I recommend clearly conveying in at least one of the statements that it is your unfettered desire to be a career warrior in a uniformed armed service. You aspire to matriculate from West Point, over all options, to accomplish this endstate. In other words, you really wanna go to West Point but its a means to a goal of career service, not an end.
 

Don't Give Up the Ship

BGO, USNA 2023 Dad & Former Navy/Merchant Officer
Joined
Jun 21, 2018
Messages
856
The essay length is part of the “test” itself, to assess whether you can fully answer the prompt in a succinct, organized style, where every word counts. The goal is to ATFQ (answer the full question) within all guidelines and with excellent grammar, spelling, punctuation, etc.

Be methodical. Identify the keywords in the prompt. Outline a response. Break it into parts, opening, middle, close. Sort out what order you want to address keywords. Think. Start writing.

Use examples or anecdotes if it helps to ATFQ. These can give the reader a sense of the unique “you,” instead of a variation of yet another essay response common to hundreds of others.

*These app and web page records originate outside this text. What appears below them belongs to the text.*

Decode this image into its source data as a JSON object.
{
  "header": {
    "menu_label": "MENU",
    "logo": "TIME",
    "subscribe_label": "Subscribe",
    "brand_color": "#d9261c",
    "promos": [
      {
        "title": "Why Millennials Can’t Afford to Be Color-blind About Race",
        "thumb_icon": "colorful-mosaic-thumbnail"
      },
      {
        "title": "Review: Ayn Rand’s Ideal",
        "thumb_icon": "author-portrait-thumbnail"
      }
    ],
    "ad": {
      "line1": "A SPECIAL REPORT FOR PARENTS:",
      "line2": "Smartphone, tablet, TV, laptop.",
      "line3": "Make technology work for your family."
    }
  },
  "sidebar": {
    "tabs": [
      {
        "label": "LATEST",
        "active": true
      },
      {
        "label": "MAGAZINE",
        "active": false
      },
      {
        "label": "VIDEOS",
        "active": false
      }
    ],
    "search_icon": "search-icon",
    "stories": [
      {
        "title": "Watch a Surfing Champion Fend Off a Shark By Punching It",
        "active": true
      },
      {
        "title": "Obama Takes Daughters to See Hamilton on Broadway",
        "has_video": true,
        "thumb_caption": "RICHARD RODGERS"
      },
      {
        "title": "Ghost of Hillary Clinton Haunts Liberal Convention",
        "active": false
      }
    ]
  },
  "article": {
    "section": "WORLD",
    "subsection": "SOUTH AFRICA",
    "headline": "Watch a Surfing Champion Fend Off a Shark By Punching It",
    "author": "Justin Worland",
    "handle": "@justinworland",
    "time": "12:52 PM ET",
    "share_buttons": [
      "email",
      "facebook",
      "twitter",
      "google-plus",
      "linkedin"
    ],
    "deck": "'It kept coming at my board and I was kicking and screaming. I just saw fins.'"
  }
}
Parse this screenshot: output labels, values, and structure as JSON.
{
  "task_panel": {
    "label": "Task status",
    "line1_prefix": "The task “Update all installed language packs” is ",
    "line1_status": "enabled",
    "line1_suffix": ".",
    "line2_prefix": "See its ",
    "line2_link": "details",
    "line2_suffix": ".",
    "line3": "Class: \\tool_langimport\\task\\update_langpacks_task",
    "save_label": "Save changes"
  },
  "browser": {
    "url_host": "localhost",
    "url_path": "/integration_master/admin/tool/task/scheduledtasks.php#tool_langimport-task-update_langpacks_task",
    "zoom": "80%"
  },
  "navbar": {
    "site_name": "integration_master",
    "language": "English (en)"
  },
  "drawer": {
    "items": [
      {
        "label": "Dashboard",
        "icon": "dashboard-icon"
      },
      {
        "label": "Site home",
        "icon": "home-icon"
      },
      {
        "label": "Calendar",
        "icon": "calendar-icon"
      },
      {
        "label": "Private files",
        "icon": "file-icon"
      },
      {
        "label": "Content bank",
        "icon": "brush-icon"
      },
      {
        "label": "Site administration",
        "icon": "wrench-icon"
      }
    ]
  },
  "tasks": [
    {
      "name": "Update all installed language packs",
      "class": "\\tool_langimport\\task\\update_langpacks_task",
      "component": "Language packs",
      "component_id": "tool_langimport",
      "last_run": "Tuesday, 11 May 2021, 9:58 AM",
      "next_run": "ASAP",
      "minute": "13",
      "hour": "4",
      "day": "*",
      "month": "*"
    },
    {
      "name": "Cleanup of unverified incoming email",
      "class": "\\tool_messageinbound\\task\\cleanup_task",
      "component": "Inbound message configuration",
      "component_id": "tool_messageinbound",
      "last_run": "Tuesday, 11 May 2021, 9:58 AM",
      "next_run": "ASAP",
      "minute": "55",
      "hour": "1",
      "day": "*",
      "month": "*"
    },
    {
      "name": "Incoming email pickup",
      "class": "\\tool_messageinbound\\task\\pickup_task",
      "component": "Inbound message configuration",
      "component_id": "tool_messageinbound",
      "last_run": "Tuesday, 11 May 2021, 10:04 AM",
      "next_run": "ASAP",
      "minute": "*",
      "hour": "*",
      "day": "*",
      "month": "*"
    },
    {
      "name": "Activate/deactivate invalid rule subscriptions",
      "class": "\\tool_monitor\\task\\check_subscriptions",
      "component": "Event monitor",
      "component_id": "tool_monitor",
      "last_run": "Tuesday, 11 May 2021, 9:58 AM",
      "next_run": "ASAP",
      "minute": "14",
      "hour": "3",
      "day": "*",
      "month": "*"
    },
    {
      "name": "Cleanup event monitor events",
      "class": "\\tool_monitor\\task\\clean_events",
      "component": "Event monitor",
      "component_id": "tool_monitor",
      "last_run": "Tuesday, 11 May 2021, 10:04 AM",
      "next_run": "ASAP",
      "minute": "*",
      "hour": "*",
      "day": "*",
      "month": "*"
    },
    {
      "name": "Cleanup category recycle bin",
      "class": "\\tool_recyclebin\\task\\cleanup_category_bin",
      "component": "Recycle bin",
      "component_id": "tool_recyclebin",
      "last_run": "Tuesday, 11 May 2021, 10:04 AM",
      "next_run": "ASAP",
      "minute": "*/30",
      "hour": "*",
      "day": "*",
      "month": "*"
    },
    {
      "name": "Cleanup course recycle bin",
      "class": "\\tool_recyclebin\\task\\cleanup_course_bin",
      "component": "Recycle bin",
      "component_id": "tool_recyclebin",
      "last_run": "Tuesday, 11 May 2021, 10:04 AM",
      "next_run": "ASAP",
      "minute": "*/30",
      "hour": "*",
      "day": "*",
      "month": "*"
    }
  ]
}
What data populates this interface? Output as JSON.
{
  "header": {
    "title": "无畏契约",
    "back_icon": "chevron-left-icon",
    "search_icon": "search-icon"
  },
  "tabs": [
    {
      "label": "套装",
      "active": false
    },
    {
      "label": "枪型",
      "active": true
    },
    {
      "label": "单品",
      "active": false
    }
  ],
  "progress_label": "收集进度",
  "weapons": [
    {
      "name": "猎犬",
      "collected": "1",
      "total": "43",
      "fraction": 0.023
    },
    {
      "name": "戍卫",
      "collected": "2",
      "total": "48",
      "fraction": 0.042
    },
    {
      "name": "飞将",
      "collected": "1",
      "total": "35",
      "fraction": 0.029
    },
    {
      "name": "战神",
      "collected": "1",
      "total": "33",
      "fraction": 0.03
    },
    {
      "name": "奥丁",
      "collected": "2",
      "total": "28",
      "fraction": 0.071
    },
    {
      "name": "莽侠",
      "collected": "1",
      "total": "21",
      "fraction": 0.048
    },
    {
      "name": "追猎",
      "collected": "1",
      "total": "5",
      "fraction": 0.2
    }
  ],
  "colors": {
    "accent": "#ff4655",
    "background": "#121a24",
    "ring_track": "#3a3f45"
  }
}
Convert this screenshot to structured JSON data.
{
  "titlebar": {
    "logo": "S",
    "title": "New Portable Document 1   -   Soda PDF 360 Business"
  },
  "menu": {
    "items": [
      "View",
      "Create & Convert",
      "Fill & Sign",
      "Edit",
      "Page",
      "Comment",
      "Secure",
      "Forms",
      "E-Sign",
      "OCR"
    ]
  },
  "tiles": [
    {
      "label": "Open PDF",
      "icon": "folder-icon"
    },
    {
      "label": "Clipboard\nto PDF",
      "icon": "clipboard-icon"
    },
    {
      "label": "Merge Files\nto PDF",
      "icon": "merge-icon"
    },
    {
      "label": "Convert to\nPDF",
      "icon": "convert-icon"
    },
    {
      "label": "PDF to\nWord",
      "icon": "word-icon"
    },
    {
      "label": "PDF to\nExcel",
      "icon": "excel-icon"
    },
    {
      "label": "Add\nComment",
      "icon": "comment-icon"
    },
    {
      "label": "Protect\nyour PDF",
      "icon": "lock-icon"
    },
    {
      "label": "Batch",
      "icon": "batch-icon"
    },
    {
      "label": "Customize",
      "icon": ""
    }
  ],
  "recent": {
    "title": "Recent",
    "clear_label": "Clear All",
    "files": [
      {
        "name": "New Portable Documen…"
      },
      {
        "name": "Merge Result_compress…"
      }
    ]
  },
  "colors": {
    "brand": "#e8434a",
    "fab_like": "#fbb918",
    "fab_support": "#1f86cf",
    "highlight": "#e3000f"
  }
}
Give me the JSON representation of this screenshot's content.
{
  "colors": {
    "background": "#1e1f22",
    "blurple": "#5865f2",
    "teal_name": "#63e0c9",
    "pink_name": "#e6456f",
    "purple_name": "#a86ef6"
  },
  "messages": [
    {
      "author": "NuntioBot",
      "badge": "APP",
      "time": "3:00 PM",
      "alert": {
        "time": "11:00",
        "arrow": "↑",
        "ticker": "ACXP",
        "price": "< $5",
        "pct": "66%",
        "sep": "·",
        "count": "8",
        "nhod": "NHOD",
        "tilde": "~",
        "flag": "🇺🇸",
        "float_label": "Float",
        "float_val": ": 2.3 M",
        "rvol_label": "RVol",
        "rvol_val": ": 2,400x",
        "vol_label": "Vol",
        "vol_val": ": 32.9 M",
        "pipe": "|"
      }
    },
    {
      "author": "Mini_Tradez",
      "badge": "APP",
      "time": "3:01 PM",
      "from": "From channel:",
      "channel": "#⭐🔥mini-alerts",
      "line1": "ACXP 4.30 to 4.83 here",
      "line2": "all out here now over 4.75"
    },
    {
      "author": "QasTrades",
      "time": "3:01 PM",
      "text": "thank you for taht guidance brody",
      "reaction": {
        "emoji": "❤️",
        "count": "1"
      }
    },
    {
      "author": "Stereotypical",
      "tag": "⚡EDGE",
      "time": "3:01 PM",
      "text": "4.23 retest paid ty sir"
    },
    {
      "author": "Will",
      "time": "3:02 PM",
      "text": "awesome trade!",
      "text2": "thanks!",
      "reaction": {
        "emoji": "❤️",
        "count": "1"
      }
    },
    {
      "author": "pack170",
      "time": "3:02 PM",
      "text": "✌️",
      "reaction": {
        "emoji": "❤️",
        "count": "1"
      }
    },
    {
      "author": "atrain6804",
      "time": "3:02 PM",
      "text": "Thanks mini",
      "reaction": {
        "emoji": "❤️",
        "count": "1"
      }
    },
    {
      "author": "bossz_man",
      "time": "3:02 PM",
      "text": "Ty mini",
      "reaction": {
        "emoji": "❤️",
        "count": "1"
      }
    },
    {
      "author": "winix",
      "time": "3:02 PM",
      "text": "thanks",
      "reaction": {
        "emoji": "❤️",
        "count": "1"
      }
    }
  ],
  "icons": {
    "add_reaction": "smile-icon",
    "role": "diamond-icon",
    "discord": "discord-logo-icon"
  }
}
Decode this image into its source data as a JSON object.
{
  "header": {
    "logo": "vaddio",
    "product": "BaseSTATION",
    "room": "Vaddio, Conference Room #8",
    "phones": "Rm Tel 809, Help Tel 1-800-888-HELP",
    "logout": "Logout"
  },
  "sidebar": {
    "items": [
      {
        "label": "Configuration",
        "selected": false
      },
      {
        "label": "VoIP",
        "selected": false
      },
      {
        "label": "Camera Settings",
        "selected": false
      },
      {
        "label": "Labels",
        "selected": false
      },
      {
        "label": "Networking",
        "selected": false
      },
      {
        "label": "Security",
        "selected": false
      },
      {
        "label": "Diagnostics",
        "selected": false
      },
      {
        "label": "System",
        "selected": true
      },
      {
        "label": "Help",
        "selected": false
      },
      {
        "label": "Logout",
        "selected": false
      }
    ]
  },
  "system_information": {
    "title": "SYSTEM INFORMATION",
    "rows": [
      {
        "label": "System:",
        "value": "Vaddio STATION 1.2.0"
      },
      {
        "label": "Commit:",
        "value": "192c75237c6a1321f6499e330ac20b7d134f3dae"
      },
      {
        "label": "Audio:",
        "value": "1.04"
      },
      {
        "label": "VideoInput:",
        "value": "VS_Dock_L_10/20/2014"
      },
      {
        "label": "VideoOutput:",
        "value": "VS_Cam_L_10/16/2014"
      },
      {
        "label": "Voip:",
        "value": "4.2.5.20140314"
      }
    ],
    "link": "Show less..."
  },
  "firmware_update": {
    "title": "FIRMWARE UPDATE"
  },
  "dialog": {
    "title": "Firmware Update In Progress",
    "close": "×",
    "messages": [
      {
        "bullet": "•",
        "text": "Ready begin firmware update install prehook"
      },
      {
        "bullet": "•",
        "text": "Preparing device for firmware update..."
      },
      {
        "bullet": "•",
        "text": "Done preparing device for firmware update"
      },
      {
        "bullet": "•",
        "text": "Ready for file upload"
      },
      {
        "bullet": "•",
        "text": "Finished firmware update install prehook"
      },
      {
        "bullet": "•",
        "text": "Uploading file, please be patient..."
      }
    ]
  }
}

Things to avoid:
- Resundancy, unnecessarily loading up sentences with stuff that doesn’t contribute to ATFQ.
- Unnecessary words or phrases, such as “in order to” when just “to” will do, or sticking a useless “that” in a sentence where it reads just fine without it.
- Repeating stuff that is known. If, for example, you are talking about a SA’s honor code or concept as part of your answer, you don’t have to expound on it. It’s a known thing. Just refer to it and focus on ATFQ as it relates to you. Similarly, don’t give lessons on something, such as leadership in general or the mission of a service academy; stay aligned to what is responsive to the prompt.
- Clear writing that ATFQ - you don’t have to break out the thesaurus at every opportunity. Sentences of different lengths to prevent endless run-on sentences and variety for the reader.
- Tone. Don’t get carried away by your own glory. Be matter of fact or sincerely passionate. Read the essay aloud to see how it sounds off the paper. Read it to a sibling or close friend. If they start laughing or rolling their eyes, you’ve overshot the mark.
- Don’t procrastinate. Write a draft, do an initial editorial read for content, and then for correctness. Set aside for a few hours or overnight. Test to see if it ATFQ and addressed all elements of the prompt. Polish and re-polish. Step away. Rigorously review for spelling errors, especially those not caught by spellcheck. Did you use “principle” or “principal” correctly? Did you use parallel construction, where subject and verb agree in number? Did you inadvertently stick in apostrophes to make a word plural when you shouldn’t? Did you use “its” and “it’s” correctly? At some point, if you are satisfied your response ATFQ and is as flawless as you can get it, you let it fly.
@Capt MJ gives great advice above.

Essay Pro-Tip: One way to strengthen writing (essay or other) is to edit it by deleting any word that can be removed without changing the meaning of the sentence.
 

USMAZoo98

Member
Joined
Jul 30, 2020
Messages
292
I would also suggest not to overthink the requirement. The "test" of this exercise is to see if you can convey a clear and concise answer without having to write a book. Lots of good advice from above. Definitely write a rough draft for each essay. Have someone review them and provide feedback.
 

Capt MJ

Formerly Known As Attila The Hunnette
10-Year Member
Joined
Sep 27, 2008
Messages
15,083
As could be expected, there is all kinds of advice out there on college-related essays.

This link has some good shortening tips if you are running long.

 
Top